Presidio of San Francisco (November 5, 2009) — A new exhibit opening at the Presidio tells the story of America’s Nisei heroes, Japanese-American soldiers recruited for secret training at the Military Intelligence Service (MIS) language school at the Presidio. Presented by the Presidio Trust and the National Japanese American Historical Society, Prejudice and Patriotism opens at the Presidio Officers’ Club on Veterans’ Day, Wednesday, November 11 and runs through January 31, 2010. Admission is free.
The National Japanese American Historical Association will honor World War II Nisei veterans at a reception marking the formal opening of the exhibit on Saturday, November 14 at 2 pm in the Moraga Room at the Officers’ Club. The reception will feature live music by George Yoshida, who served in the MIS at Ft. Snelling, and the celebrated J-Town Jazz Ensemble as well as walking tours led by National Park Service rangers and a panel discussion with MIS veterans.
“These men played a vital role in America’s war strategy,” said Stephen Haller, National Park Service historian and author of The Last Word in Airfields: A History of Crissy Field. “The war was shortened, lives were saved and friendly relations with Japan were created due, in part, to their contributions.”
The Army established the MIS language school in 1941, secretly training Japanese-American soldiers for strategic and tactical operations as military linguists. Attached to every combat unit in the Pacific War, these MIS soldier linguists translated captured documents and intercepted radio intelligence, interrogated prisoners of war, saved the lives of civilians trapped on the battlefield, and ultimately helped American and Allied forces win the war in the Pacific.
The attack on Pearl Harbor changed everything. From the U.S. Army’s Western Defense Command, just a few hundred yards from the MIS classroom in Building 640, General John L. Dewitt issued the orders leading to the incarceration of 120,000 Japanese Americans on the West Coast. Thus, even as their training intensified, MIS soldiers learned that their families were being imprisoned in detention centers. Although only one class would graduate from the Building 640 facility, the valuable mission it began at the Presidio would continue at Camp Savage and Fort Snelling in Minnesota, where, in the wake of the mass evacuation of Nisei from the West Coast, the MIS Language School was forced to relocate. Eventually the MIS Language School grew into the renowned Defense Language Institute of Monterey, California. Today, plans are in place to rehabilitate Building 640, which housed the original MIS language school and create the MIS Historic Learning Center which will serve as a permanent home for the preservation and interpretation of the MIS story.
“This exhibit brings to life some very important historical events that happened at the Presidio,” says Haller “and juxtaposes the infamous€”the issuing of the order leading to the incarceration of tens of thousands of Japanese-Americans€”with things that were kept secret for decades€”the existence of the MIS school€”and that only came to light relatively recently.”
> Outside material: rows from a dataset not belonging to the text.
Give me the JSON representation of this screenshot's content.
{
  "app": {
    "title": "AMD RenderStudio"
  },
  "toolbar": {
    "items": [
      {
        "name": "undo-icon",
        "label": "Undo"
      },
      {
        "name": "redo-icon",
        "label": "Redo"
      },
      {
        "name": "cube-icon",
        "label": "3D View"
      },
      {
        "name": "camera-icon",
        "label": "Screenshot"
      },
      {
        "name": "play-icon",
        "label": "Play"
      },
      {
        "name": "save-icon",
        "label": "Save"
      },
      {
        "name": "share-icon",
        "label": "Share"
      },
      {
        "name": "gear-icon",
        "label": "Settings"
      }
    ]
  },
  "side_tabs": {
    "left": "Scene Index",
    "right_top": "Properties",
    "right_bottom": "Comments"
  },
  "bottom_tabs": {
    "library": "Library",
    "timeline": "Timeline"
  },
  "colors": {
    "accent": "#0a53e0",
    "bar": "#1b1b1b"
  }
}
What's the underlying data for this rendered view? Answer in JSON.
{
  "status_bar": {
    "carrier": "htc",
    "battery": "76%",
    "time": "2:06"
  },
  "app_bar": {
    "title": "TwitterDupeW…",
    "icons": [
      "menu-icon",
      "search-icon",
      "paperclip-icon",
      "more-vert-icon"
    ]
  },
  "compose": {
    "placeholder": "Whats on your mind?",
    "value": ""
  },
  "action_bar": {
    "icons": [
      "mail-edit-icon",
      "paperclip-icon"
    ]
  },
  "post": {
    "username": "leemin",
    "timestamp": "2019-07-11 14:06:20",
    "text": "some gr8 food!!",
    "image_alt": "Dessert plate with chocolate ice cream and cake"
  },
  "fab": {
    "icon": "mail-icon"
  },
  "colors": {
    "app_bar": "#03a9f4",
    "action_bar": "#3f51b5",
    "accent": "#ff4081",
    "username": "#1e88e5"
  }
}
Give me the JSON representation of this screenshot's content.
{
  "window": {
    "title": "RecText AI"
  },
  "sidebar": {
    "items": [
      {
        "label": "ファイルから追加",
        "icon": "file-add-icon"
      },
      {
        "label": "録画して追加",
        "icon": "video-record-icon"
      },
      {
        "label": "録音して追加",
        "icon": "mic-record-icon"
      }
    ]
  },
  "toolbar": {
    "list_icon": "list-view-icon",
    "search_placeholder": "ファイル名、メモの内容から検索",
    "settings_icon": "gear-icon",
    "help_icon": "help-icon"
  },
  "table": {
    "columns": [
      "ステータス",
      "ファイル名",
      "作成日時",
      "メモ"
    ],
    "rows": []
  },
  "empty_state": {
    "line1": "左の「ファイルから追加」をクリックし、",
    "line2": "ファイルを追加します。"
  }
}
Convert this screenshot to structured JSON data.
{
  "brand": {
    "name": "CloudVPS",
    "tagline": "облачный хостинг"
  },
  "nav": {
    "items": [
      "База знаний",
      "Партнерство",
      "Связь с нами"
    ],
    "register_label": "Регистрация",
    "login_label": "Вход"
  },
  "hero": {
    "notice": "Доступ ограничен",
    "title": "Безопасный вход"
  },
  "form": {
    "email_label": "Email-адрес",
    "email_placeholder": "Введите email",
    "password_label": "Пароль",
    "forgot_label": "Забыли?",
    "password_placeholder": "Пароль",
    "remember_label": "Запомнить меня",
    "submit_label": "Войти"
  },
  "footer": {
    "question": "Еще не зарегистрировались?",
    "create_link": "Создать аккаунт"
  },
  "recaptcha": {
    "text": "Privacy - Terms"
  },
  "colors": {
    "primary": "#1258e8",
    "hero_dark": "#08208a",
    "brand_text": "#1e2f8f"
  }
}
“It’s a poignant, ironic and compelling story,” Haller continues. “Even as their families were being rounded up and sent to internment camps, these young soldiers were working to help win the war in the Pacific. It’s very appropriate to be telling it here because the Presidio preserves the site of the secret language school as well as the site from which the Japanese-American internment effort was directed.”
Prejudice and Patriotism features a unique collection of portraits of and interviews with Nisei veterans from photographer Tom Graves’ exhibit, After the Wars: Lessons From America’s Nisei Heroes.
“This exhibit,” says Graves, “honors the patriotic Nisei soldiers who fought in the Pacific and it honors their brothers who later who fought through Europe (and later Korea) with machine guns, grenades, and bayonets.”
Prejudice and Patriotism runs November 11, 2009 through January 31, 2010 at the Presidio Officers’ Club, 50 Moraga Ave., San Francisco. It is open Wednesday through Sunday from 11 am to 5 pm. Admission is free. For more information and a complete list of public programs complimenting the exhibit including weekly films, workshops, walks with National Park Service rangers, and free workshops for teachers visit orwww.njahs.org.
The Presidio Trust was established by the United States Congress in 1996 to administer the Presidio of San Francisco, an urban national park located at the base of the Golden Gate Bridge. The areas overseen by the Trust include expansive open space and spectacular views, a 300-acre historic forest, and rare and endangered plants and wildlife. The park comprises nearly 6 million square feet of buildings, including 469 historic structures that contribute to the Presidio’s status as a National Historic Landmark District.”